], our study showed that CSR activity is assessed differently according to the degree of consumer involvement in the CSR activity.
The managerial implications of this study are as follows. First, CSR activities are actively conducted in the recent marketing environment. In this activity, the company’s original activities and the importance of the fit of CSR activities can be identified and introduced into the marketing strategy. Therefore, in this study, we practically suggested that CSR activities and CSR-related advertisements fit the company’s activities. Specifically, companies should strive to increase the relevance between corporate or product image, and CSR activities when conducting CSR strategies. Moreover, they should adopt a strategy of more strategic positioning in consideration of the psychological mechanisms of consumers in selecting the targets and types of CSR activities.
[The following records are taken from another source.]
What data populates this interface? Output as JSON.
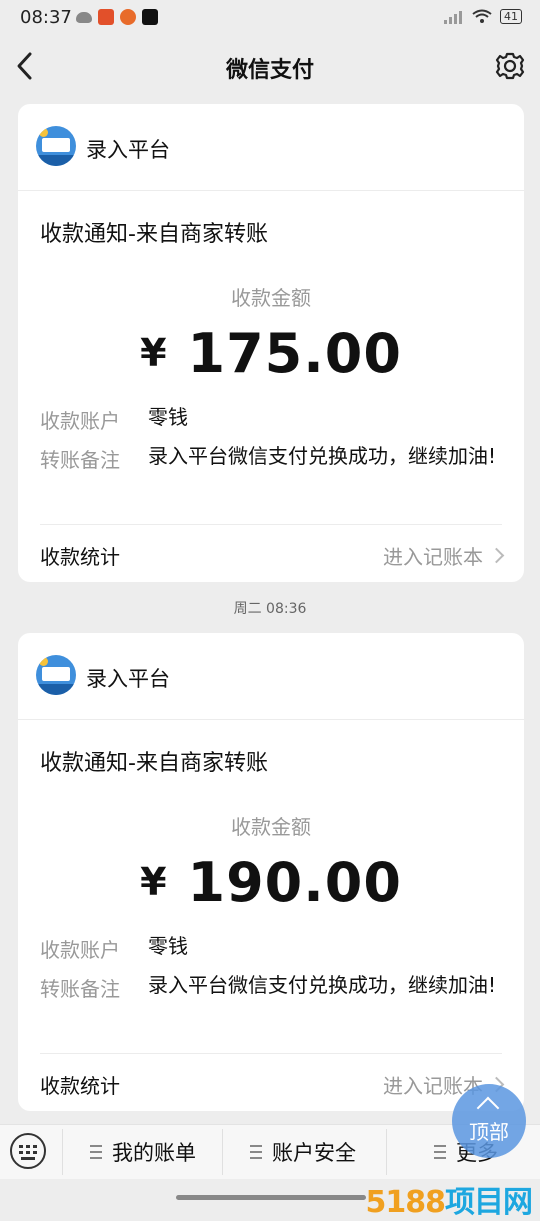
{
  "status_bar": {
    "time": "08:37",
    "battery": "41",
    "app_icons": [
      "cloud-icon",
      "red-app-icon",
      "orange-app-icon",
      "tiktok-icon"
    ],
    "app_icon_colors": [
      "#888888",
      "#e2502a",
      "#e86b2a",
      "#111111"
    ]
  },
  "header": {
    "title": "微信支付"
  },
  "messages": [
    {
      "app_name": "录入平台",
      "notice_title": "收款通知-来自商家转账",
      "amount_label": "收款金额",
      "currency": "¥",
      "amount": "175.00",
      "account_label": "收款账户",
      "account_value": "零钱",
      "remark_label": "转账备注",
      "remark_value": "录入平台微信支付兑换成功，继续加油!",
      "stats_label": "收款统计",
      "ledger_link": "进入记账本"
    },
    {
      "app_name": "录入平台",
      "notice_title": "收款通知-来自商家转账",
      "amount_label": "收款金额",
      "currency": "¥",
      "amount": "190.00",
      "account_label": "收款账户",
      "account_value": "零钱",
      "remark_label": "转账备注",
      "remark_value": "录入平台微信支付兑换成功，继续加油!",
      "stats_label": "收款统计",
      "ledger_link": "进入记账本"
    }
  ],
  "timestamp": "周二 08:36",
  "bottom_menu": {
    "items": [
      "我的账单",
      "账户安全",
      "更多"
    ]
  },
  "scroll_top_label": "顶部",
  "watermark": {
    "num": "5188",
    "text": "项目网"
  },
  "colors": {
    "background": "#ededed",
    "card": "#ffffff",
    "muted_text": "#999999",
    "accent_blue": "#3f8fdc"
  }
}
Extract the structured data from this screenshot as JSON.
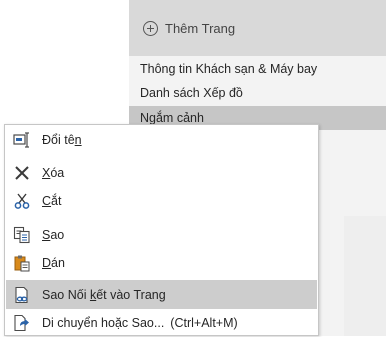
{
  "page_list": {
    "add_page_label": "Thêm Trang",
    "pages": [
      {
        "label": "Thông tin Khách sạn & Máy bay"
      },
      {
        "label": "Danh sách Xếp đồ"
      },
      {
        "label": "Ngắm cảnh"
      }
    ]
  },
  "context_menu": {
    "items": [
      {
        "icon": "rename-icon",
        "before": "Đổi tê",
        "key": "n",
        "after": ""
      },
      {
        "icon": "delete-x-icon",
        "before": "",
        "key": "X",
        "after": "óa"
      },
      {
        "icon": "scissors-icon",
        "before": "",
        "key": "C",
        "after": "ắt"
      },
      {
        "icon": "copy-icon",
        "before": "",
        "key": "S",
        "after": "ao"
      },
      {
        "icon": "paste-clipboard-icon",
        "before": "",
        "key": "D",
        "after": "án"
      },
      {
        "icon": "link-page-icon",
        "before": "Sao Nối ",
        "key": "k",
        "after": "ết vào Trang"
      },
      {
        "icon": "move-copy-icon",
        "before": "Di chuyển hoặc Sao...",
        "key": "",
        "after": "",
        "shortcut": "(Ctrl+Alt+M)"
      }
    ]
  },
  "colors": {
    "menu_highlight": "#cdcdcd",
    "selected_page": "#c6c6c6",
    "icon_blue": "#2b63a8",
    "icon_orange": "#d88a1b"
  }
}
Second, through this study, it was confirmed that fit affects CSR authenticity according to how much consumers are usually involved in CSR activities. Based on this, we can suggest that consumer involvement in CSR should be considered when planning CSR-related marketing. Companies should focus on the individual interests of consumers in carrying out CSR activities and carry out more extensive CSR communication activities. More specifically, it is effective for companies to raise awareness of consumers’ genuineness by communicating in a way that clearly shows that there is a clear relationship between the company’s core activities and its CSR activities, targeting consumers who are not usually interested in CSR activities.
5.2. Limitations and Future Research Directions
The purpose of this study was to investigate the relationship between the factors influencing the evaluation of CSR activities in a three-dimensional manner by conducting experiments using scenario techniques. Nevertheless, this study has the following limitations. First, in this study, brand attitude was used as a dependent variable for consumers’ evaluation of CSR activities. In the future, it is necessary to analyze the actual effects of CSR activities by looking at the effect on actual sales and purchase points.
Subsequently, we need to expand our research on CSR fit and authenticity in various industries. This research studied airlines, a service area, and examined how CSR fit and authenticity influence brand attitudes in manufacturing and other service industries. A further examination may help to generalize the findings of this study. Finally, this study limited the subjects to university students. In future studies, it is necessary to generalize the study results by considering different age groups and social backgrounds in measuring CSR involvement.